:: Input for this task ::
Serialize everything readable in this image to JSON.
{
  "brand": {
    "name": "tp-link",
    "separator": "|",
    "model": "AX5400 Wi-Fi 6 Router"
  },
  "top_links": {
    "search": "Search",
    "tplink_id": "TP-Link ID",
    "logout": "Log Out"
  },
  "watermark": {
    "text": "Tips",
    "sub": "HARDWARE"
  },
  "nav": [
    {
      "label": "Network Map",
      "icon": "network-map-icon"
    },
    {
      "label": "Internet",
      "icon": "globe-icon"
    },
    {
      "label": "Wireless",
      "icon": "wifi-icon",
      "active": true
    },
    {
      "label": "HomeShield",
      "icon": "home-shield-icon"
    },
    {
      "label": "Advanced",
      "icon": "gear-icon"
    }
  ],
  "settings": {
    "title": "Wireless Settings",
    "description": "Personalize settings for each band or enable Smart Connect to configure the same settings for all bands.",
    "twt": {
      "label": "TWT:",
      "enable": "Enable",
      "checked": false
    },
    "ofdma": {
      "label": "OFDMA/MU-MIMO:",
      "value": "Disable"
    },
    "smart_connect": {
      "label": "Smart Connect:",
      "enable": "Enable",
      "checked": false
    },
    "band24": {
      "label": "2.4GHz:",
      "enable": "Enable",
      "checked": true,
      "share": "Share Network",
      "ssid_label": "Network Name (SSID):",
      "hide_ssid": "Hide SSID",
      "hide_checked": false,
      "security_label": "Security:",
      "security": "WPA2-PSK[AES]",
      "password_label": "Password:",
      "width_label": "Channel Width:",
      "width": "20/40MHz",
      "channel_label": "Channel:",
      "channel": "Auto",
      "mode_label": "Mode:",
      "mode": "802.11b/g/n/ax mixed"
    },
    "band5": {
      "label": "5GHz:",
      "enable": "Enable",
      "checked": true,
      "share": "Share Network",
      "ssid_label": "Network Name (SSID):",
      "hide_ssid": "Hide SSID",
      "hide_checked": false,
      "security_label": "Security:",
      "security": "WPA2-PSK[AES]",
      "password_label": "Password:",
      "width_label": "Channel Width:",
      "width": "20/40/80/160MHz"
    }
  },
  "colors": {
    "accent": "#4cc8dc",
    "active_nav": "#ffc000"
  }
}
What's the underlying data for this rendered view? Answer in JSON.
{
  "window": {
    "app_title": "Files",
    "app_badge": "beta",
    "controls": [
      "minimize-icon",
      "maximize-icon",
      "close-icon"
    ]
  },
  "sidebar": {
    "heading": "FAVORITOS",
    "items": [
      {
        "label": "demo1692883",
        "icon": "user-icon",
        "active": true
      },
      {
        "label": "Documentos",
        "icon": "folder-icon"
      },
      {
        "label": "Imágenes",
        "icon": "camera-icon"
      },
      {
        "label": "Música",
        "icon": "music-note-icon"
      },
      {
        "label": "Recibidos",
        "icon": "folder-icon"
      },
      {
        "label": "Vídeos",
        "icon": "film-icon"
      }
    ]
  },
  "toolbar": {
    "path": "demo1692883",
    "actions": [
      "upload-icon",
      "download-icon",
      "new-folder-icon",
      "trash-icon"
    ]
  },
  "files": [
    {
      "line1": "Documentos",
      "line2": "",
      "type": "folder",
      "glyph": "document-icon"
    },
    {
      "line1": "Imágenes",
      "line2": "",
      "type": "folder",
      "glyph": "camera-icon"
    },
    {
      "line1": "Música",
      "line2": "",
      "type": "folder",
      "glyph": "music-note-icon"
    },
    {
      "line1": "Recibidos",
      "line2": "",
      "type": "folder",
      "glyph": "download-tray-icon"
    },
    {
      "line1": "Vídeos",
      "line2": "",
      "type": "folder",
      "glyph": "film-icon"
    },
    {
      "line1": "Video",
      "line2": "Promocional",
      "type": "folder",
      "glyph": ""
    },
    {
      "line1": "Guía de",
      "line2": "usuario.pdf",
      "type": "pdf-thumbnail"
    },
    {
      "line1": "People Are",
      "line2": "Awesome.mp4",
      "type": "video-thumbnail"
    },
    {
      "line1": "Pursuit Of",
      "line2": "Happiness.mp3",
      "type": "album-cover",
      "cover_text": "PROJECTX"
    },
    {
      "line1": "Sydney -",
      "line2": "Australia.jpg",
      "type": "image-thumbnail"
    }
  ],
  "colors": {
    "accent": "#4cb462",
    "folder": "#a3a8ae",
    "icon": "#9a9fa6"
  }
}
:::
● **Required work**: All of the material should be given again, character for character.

● **The answer**:
Serialize everything readable in this image to JSON.
{
  "brand": {
    "name": "tp-link",
    "separator": "|",
    "model": "AX5400 Wi-Fi 6 Router"
  },
  "top_links": {
    "search": "Search",
    "tplink_id": "TP-Link ID",
    "logout": "Log Out"
  },
  "watermark": {
    "text": "Tips",
    "sub": "HARDWARE"
  },
  "nav": [
    {
      "label": "Network Map",
      "icon": "network-map-icon"
    },
    {
      "label": "Internet",
      "icon": "globe-icon"
    },
    {
      "label": "Wireless",
      "icon": "wifi-icon",
      "active": true
    },
    {
      "label": "HomeShield",
      "icon": "home-shield-icon"
    },
    {
      "label": "Advanced",
      "icon": "gear-icon"
    }
  ],
  "settings": {
    "title": "Wireless Settings",
    "description": "Personalize settings for each band or enable Smart Connect to configure the same settings for all bands.",
    "twt": {
      "label": "TWT:",
      "enable": "Enable",
      "checked": false
    },
    "ofdma": {
      "label": "OFDMA/MU-MIMO:",
      "value": "Disable"
    },
    "smart_connect": {
      "label": "Smart Connect:",
      "enable": "Enable",
      "checked": false
    },
    "band24": {
      "label": "2.4GHz:",
      "enable": "Enable",
      "checked": true,
      "share": "Share Network",
      "ssid_label": "Network Name (SSID):",
      "hide_ssid": "Hide SSID",
      "hide_checked": false,
      "security_label": "Security:",
      "security": "WPA2-PSK[AES]",
      "password_label": "Password:",
      "width_label": "Channel Width:",
      "width": "20/40MHz",
      "channel_label": "Channel:",
      "channel": "Auto",
      "mode_label": "Mode:",
      "mode": "802.11b/g/n/ax mixed"
    },
    "band5": {
      "label": "5GHz:",
      "enable": "Enable",
      "checked": true,
      "share": "Share Network",
      "ssid_label": "Network Name (SSID):",
      "hide_ssid": "Hide SSID",
      "hide_checked": false,
      "security_label": "Security:",
      "security": "WPA2-PSK[AES]",
      "password_label": "Password:",
      "width_label": "Channel Width:",
      "width": "20/40/80/160MHz"
    }
  },
  "colors": {
    "accent": "#4cc8dc",
    "active_nav": "#ffc000"
  }
}
What's the underlying data for this rendered view? Answer in JSON.
{
  "window": {
    "app_title": "Files",
    "app_badge": "beta",
    "controls": [
      "minimize-icon",
      "maximize-icon",
      "close-icon"
    ]
  },
  "sidebar": {
    "heading": "FAVORITOS",
    "items": [
      {
        "label": "demo1692883",
        "icon": "user-icon",
        "active": true
      },
      {
        "label": "Documentos",
        "icon": "folder-icon"
      },
      {
        "label": "Imágenes",
        "icon": "camera-icon"
      },
      {
        "label": "Música",
        "icon": "music-note-icon"
      },
      {
        "label": "Recibidos",
        "icon": "folder-icon"
      },
      {
        "label": "Vídeos",
        "icon": "film-icon"
      }
    ]
  },
  "toolbar": {
    "path": "demo1692883",
    "actions": [
      "upload-icon",
      "download-icon",
      "new-folder-icon",
      "trash-icon"
    ]
  },
  "files": [
    {
      "line1": "Documentos",
      "line2": "",
      "type": "folder",
      "glyph": "document-icon"
    },
    {
      "line1": "Imágenes",
      "line2": "",
      "type": "folder",
      "glyph": "camera-icon"
    },
    {
      "line1": "Música",
      "line2": "",
      "type": "folder",
      "glyph": "music-note-icon"
    },
    {
      "line1": "Recibidos",
      "line2": "",
      "type": "folder",
      "glyph": "download-tray-icon"
    },
    {
      "line1": "Vídeos",
      "line2": "",
      "type": "folder",
      "glyph": "film-icon"
    },
    {
      "line1": "Video",
      "line2": "Promocional",
      "type": "folder",
      "glyph": ""
    },
    {
      "line1": "Guía de",
      "line2": "usuario.pdf",
      "type": "pdf-thumbnail"
    },
    {
      "line1": "People Are",
      "line2": "Awesome.mp4",
      "type": "video-thumbnail"
    },
    {
      "line1": "Pursuit Of",
      "line2": "Happiness.mp3",
      "type": "album-cover",
      "cover_text": "PROJECTX"
    },
    {
      "line1": "Sydney -",
      "line2": "Australia.jpg",
      "type": "image-thumbnail"
    }
  ],
  "colors": {
    "accent": "#4cb462",
    "folder": "#a3a8ae",
    "icon": "#9a9fa6"
  }
}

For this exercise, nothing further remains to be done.